Anthropogenic modifications to the natural environment have profound effects on wild animals, through structural changes to natural ecosystems as well as anthropogenic disturbances such as light and noise. For animals that migrate nocturnally, anthropogenic light can interfere with migration routes, flight altitudes, and social activities that accompany migration, such as acoustic communication. We investigated the effect of anthropogenic light on nocturnal migration of birds through the Great Lakes ecosystem. Specifically, we recorded the vocal activity of migrating birds and compared the number of nocturnal flight calls produced above rural areas with ground-level artificial lights compared to nearby areas without lights. We show that more nocturnal flight calls are detected over artificially lit areas. The median number of nocturnal flight calls recorded at sites with artificial lights (31 per night, interquartile range: 15-135) was 3 times higher than at nearby sites without artificial lights (11 per night, interquartile range: 4-39). By contrast, the number of species detected at lit and unlit sites did not differ significantly (artificially lit sites: 6.5 per night, interquartile range: 5.0-8.8; unlit sites: 4.5 per night, interquartile range: 2.0-7.0). We conclude that artificial lighting changes the behavior of nocturnally migrating birds. The increased detections could be a result of ground-level light sources altering bird behavior during migration. For example, birds might have changed their migratory route to pass over lit areas, flown at lower altitudes over lit areas, increased their calling rate over lit areas, or remained longer over lit areas. Our results for ground-level lights correspond to previous findings demonstrating that migratory birds are influenced by lights on tall structures. © 2016 Cooper Ornithological Society.

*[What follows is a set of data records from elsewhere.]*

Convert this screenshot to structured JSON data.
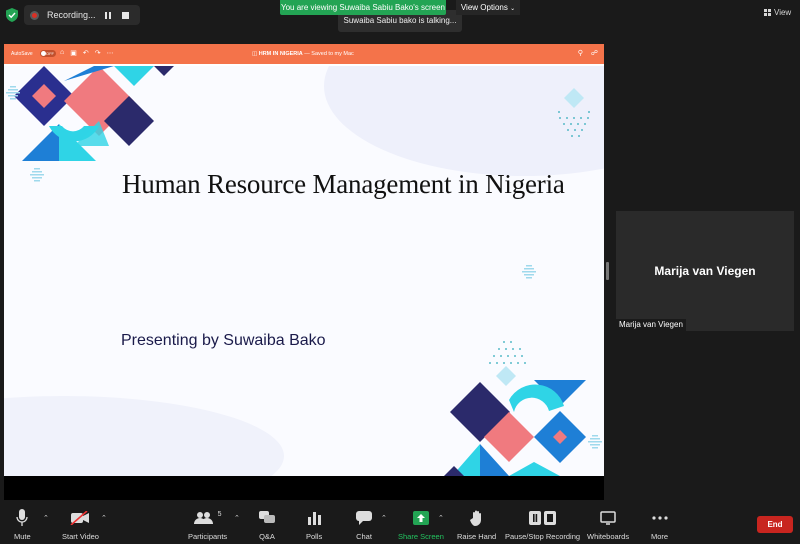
{
  "topbar": {
    "recording_label": "Recording...",
    "banner": "You are viewing Suwaiba Sabiu Bako's screen",
    "talking": "Suwaiba Sabiu bako is talking...",
    "view_options": "View Options",
    "view_label": "View"
  },
  "ppt": {
    "autosave_label": "AutoSave",
    "autosave_state": "OFF",
    "doc_title": "HRM IN NIGERIA",
    "doc_status": "— Saved to my Mac"
  },
  "slide": {
    "title": "Human Resource Management in Nigeria",
    "subtitle": "Presenting by Suwaiba Bako"
  },
  "participant": {
    "name": "Marija van Viegen"
  },
  "toolbar": {
    "mute": "Mute",
    "start_video": "Start Video",
    "participants": "Participants",
    "participants_count": "5",
    "qa": "Q&A",
    "polls": "Polls",
    "chat": "Chat",
    "share_screen": "Share Screen",
    "raise_hand": "Raise Hand",
    "pause_recording": "Pause/Stop Recording",
    "whiteboards": "Whiteboards",
    "more": "More",
    "end": "End"
  },
  "colors": {
    "share_green": "#23a454",
    "ppt_orange": "#f4734a",
    "end_red": "#c8251f",
    "slide_navy": "#2b2a6b",
    "slide_coral": "#f07a7f",
    "slide_cyan": "#2fd4e6",
    "slide_blue": "#1e7fd6"
  }
}
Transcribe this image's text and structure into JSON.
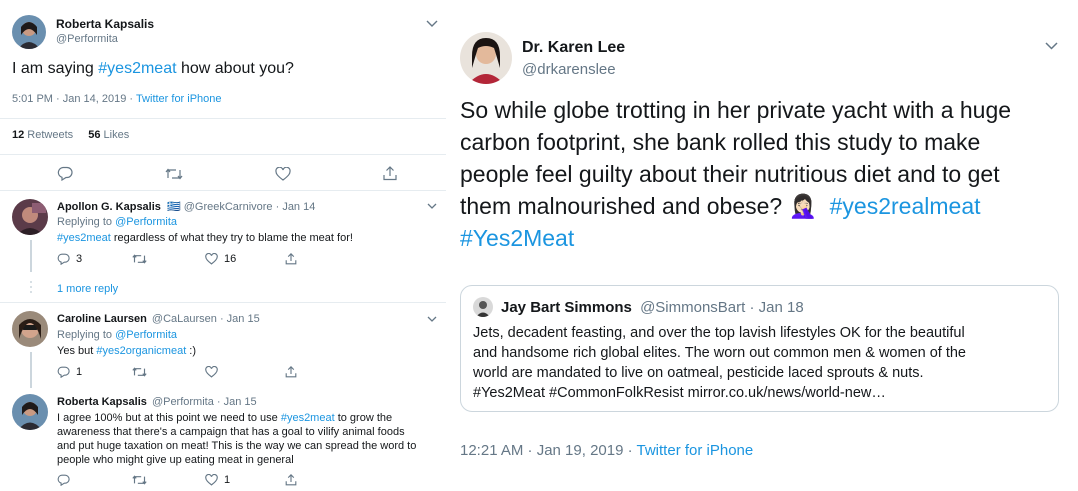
{
  "left": {
    "main": {
      "name": "Roberta Kapsalis",
      "handle": "@Performita",
      "text_prefix": "I am saying ",
      "text_hashtag": "#yes2meat",
      "text_suffix": " how about you?",
      "time": "5:01 PM · Jan 14, 2019 · ",
      "source": "Twitter for iPhone",
      "retweets_count": "12",
      "retweets_label": " Retweets",
      "likes_count": "56",
      "likes_label": " Likes"
    },
    "replies": [
      {
        "name": "Apollon G. Kapsalis",
        "meta": "@GreekCarnivore · Jan 14",
        "replying_prefix": "Replying to ",
        "replying_handle": "@Performita",
        "hashtag": "#yes2meat",
        "text": " regardless of what they try to blame the meat for!",
        "replies": "3",
        "likes": "16",
        "more_replies": "1 more reply"
      },
      {
        "name": "Caroline Laursen",
        "meta": "@CaLaursen · Jan 15",
        "replying_prefix": "Replying to ",
        "replying_handle": "@Performita",
        "text_prefix": "Yes but ",
        "hashtag": "#yes2organicmeat",
        "text_suffix": " :)",
        "replies": "1"
      },
      {
        "name": "Roberta Kapsalis",
        "meta": "@Performita · Jan 15",
        "line1_prefix": "I agree 100% but at this point we need to use ",
        "line1_hashtag": "#yes2meat",
        "line1_suffix": " to grow the",
        "line2": "awareness that there's a campaign that has a goal to vilify animal foods",
        "line3": "and put huge taxation on meat! This is the way we can spread the word to",
        "line4": "people who might give up eating meat in general",
        "likes": "1"
      }
    ]
  },
  "right": {
    "name": "Dr. Karen Lee",
    "handle": "@drkarenslee",
    "line1": "So while globe trotting in her private yacht with a huge",
    "line2": "carbon footprint, she bank rolled this study to make",
    "line3": "people feel guilty about their nutritious diet and to get",
    "line4_text": "them malnourished and obese? ",
    "line4_emoji": "🤦🏻‍♀️",
    "line4_hashtag": "#yes2realmeat",
    "line5_hashtag": "#Yes2Meat",
    "quote": {
      "name": "Jay Bart Simmons",
      "meta": "@SimmonsBart · Jan 18",
      "line1": "Jets, decadent feasting, and over the top lavish lifestyles OK for the beautiful",
      "line2": "and handsome rich global elites.  The worn out common men & women of the",
      "line3": "world are mandated to live on oatmeal, pesticide laced sprouts & nuts.",
      "line4": "#Yes2Meat #CommonFolkResist  mirror.co.uk/news/world-new…"
    },
    "time": "12:21 AM · Jan 19, 2019 · ",
    "source": "Twitter for iPhone"
  },
  "colors": {
    "accent": "#1b95e0",
    "secondary": "#657786",
    "border": "#e6ecf0"
  }
}
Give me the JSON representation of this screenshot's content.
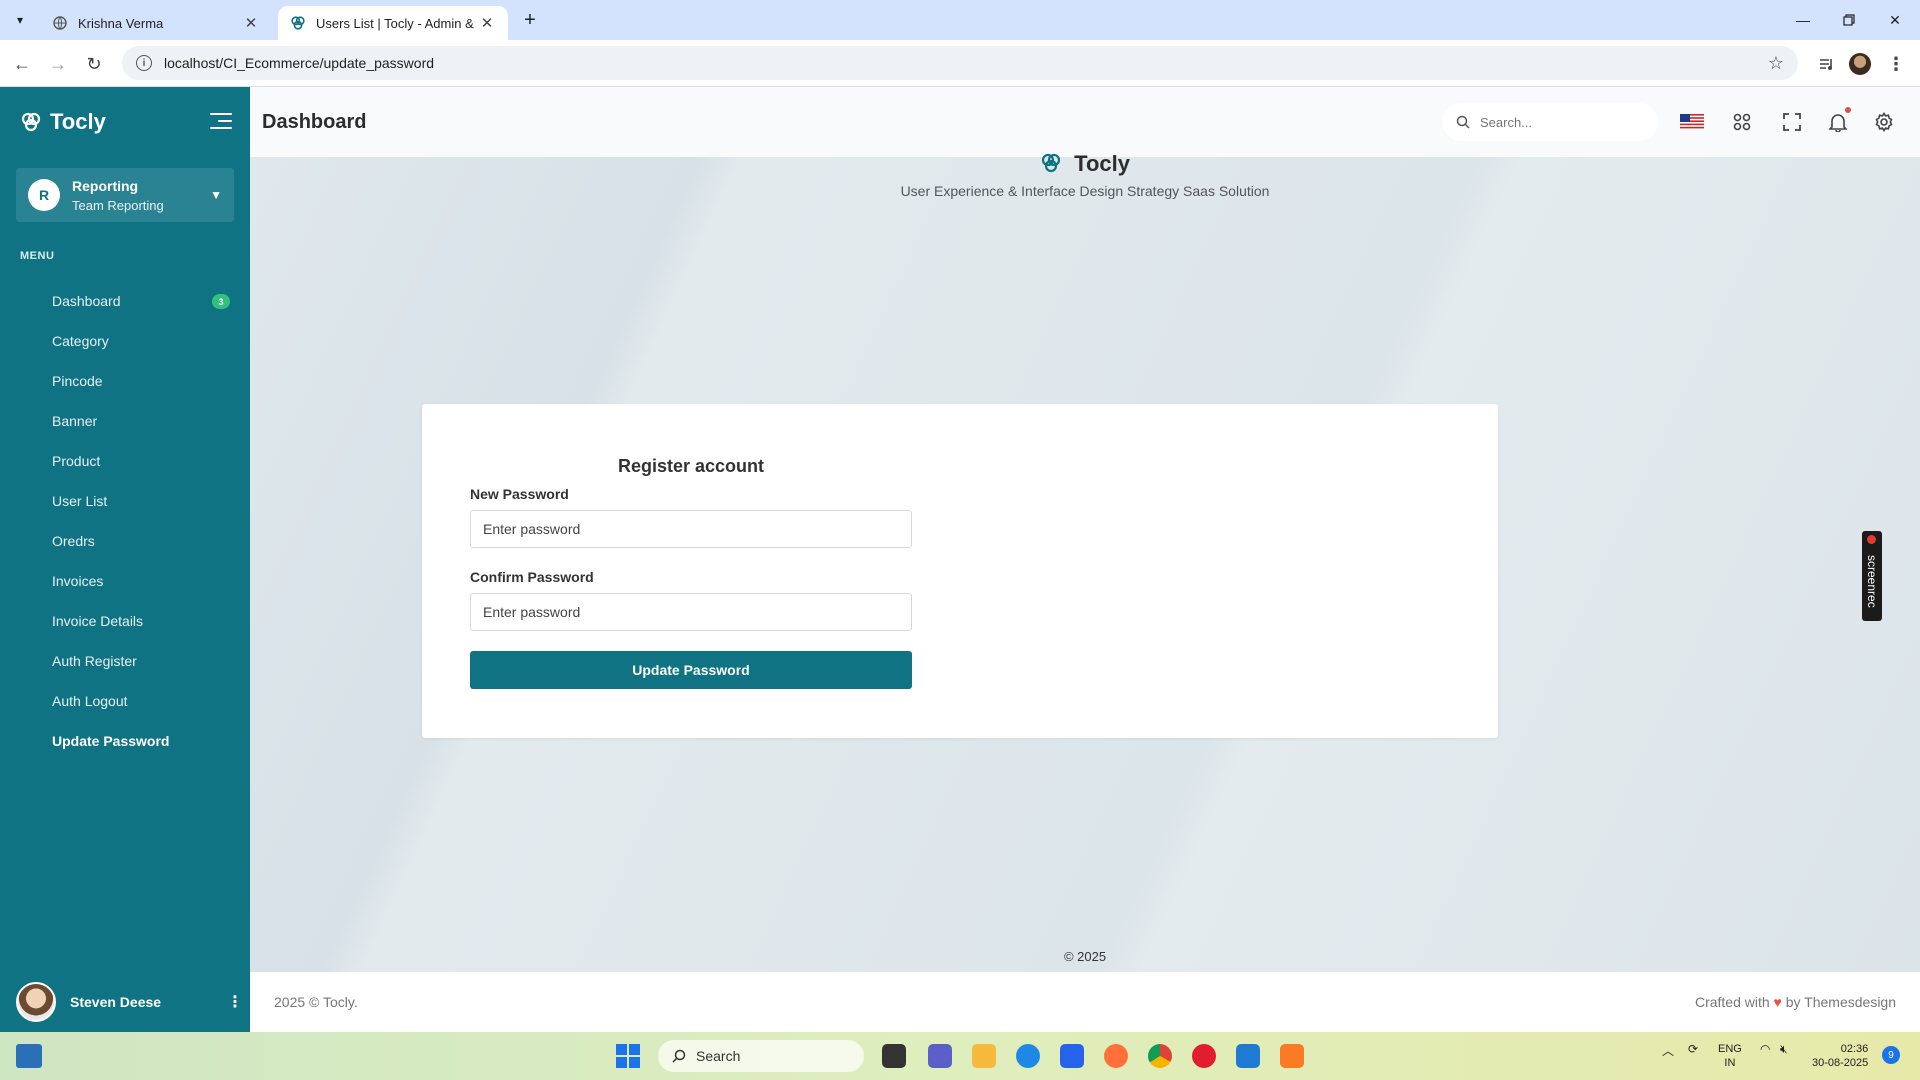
{
  "browser": {
    "tabs": [
      {
        "title": "Krishna Verma",
        "active": false
      },
      {
        "title": "Users List | Tocly - Admin & Da",
        "active": true
      }
    ],
    "url": "localhost/CI_Ecommerce/update_password"
  },
  "sidebar": {
    "brand": "Tocly",
    "team": {
      "initial": "R",
      "name": "Reporting",
      "subtitle": "Team Reporting"
    },
    "menu_label": "MENU",
    "items": [
      {
        "label": "Dashboard",
        "badge": "3"
      },
      {
        "label": "Category"
      },
      {
        "label": "Pincode"
      },
      {
        "label": "Banner"
      },
      {
        "label": "Product"
      },
      {
        "label": "User List"
      },
      {
        "label": "Oredrs"
      },
      {
        "label": "Invoices"
      },
      {
        "label": "Invoice Details"
      },
      {
        "label": "Auth Register"
      },
      {
        "label": "Auth Logout"
      },
      {
        "label": "Update Password",
        "active": true
      }
    ],
    "user": {
      "name": "Steven Deese"
    }
  },
  "header": {
    "title": "Dashboard",
    "search_placeholder": "Search..."
  },
  "hero": {
    "brand": "Tocly",
    "tagline": "User Experience & Interface Design Strategy Saas Solution"
  },
  "form": {
    "title": "Register account",
    "new_password_label": "New Password",
    "new_password_placeholder": "Enter password",
    "confirm_password_label": "Confirm Password",
    "confirm_password_placeholder": "Enter password",
    "submit_label": "Update Password"
  },
  "copyright_center": "© 2025",
  "screenrec_label": "screenrec",
  "footer": {
    "left": "2025 © Tocly.",
    "right_prefix": "Crafted with",
    "right_suffix": "by Themesdesign"
  },
  "taskbar": {
    "search_label": "Search",
    "lang_line1": "ENG",
    "lang_line2": "IN",
    "time": "02:36",
    "date": "30-08-2025",
    "notification_count": "9"
  },
  "colors": {
    "primary": "#0f7384",
    "badge": "#2ec27e",
    "heart": "#e5533d"
  }
}
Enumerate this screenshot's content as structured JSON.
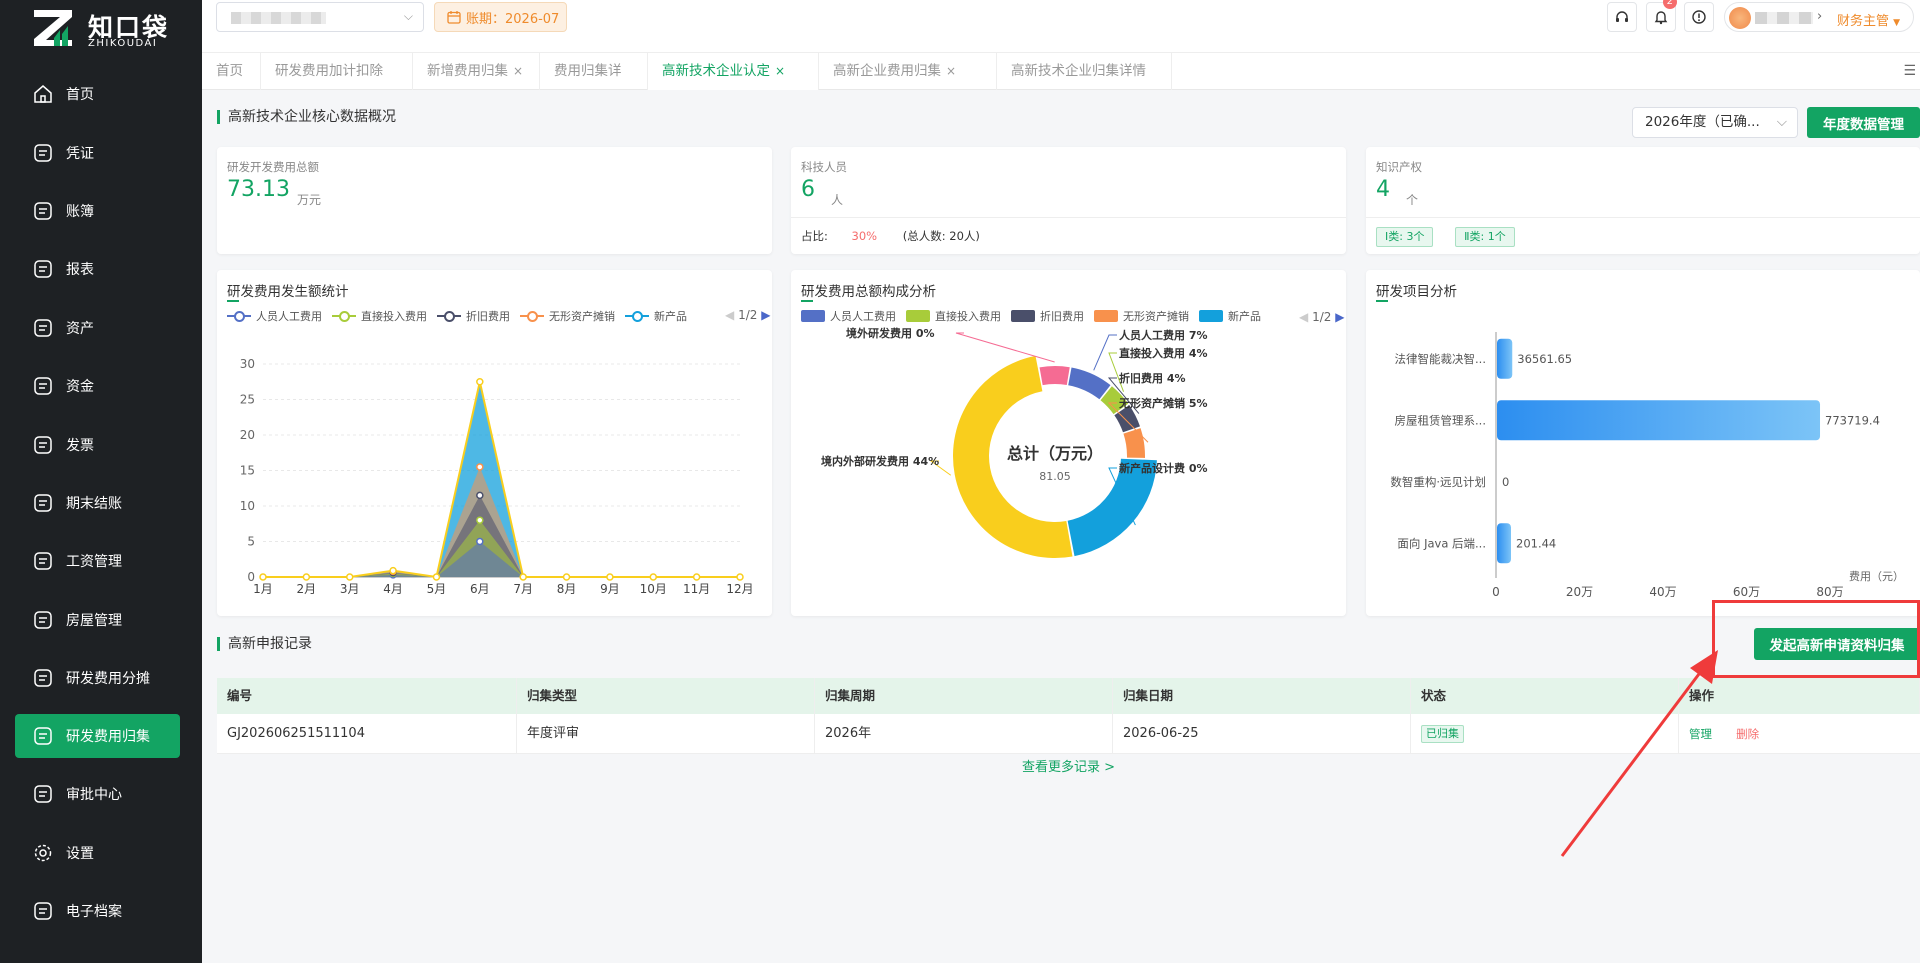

Watson, M. J.; Wilson, D. R.; and Mennill, D. J., "Anthropogenic light is associated with increased vocal activity by nocturnally migrating birds" (2016). Condor, 118, 2, 338-344.